Intec Pharma is conducting a late stage trial for its levodopa drug, which opens up like an accordion and remains in the stomach for 8-12 hours, requiring fewer doses a day. Intec recently completed enrolling 462 patients for a Phase III trial for the pill.
The Phase II trial showed a 45 percent reduction in “daily off time,” which gave patients more than two extra hours a day of movement.
“I feel very comfortable that we have an approvable program here. I would like to see as big an effect size as possible, but there is commercial viability at any effect size,” Jeffrey Meckler, Intec’s chief executive, told Reuters after a news conference on Wednesday.
“I hope next year we will be able to monetize value out of the Parkinson’s program, whether that is the sale of the company, sale of the program or a license partnership,” said Meckler, who took over in July 2017.
He said a large number of Parkinson’s companies were interested in the program, but he declined to elaborate.
Assuming a 10 percent market share, Meckler said: “We have a drug that is worth more than $300 million a year.”
Intec’s strategy is to take existing drugs and insert them into its delivery platform, in which medicine is folded up in a film with layers that opens like an accordion.

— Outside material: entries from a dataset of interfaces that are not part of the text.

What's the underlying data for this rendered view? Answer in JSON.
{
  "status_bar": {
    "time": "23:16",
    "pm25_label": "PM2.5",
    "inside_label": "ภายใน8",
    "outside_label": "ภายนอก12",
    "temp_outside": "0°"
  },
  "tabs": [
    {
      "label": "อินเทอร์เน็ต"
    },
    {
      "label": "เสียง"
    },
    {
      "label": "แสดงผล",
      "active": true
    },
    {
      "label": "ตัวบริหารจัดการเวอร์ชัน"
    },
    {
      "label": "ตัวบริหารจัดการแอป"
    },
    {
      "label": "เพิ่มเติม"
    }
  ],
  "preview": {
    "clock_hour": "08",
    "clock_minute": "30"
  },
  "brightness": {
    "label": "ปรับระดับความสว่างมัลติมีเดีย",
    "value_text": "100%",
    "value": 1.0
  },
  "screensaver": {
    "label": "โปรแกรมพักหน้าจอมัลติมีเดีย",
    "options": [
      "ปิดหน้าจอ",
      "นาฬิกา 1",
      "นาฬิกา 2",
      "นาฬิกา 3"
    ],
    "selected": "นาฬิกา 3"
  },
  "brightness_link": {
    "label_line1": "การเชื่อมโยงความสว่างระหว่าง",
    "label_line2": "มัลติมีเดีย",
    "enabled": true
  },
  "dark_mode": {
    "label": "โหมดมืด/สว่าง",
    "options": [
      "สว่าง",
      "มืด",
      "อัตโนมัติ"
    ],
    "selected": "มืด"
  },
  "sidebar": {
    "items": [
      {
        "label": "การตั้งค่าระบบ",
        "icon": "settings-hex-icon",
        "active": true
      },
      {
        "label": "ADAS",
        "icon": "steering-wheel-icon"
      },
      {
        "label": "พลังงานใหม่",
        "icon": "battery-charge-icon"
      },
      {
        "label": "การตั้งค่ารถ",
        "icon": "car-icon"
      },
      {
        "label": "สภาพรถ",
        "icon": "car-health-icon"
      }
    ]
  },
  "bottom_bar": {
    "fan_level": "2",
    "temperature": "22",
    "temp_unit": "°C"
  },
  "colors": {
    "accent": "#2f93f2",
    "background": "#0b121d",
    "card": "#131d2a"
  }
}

Intec is working on trying to adapt its platform for an undisclosed drug from Novartis and a decision is expected on its viability in early 2019, said Meckler.
Jeffrey Meckler, chief executive of Israel’s Intec Pharma holds up their long-lasting pill to treat Parkinson’s disease, Wednesday. (Reuters/Steven Scheer)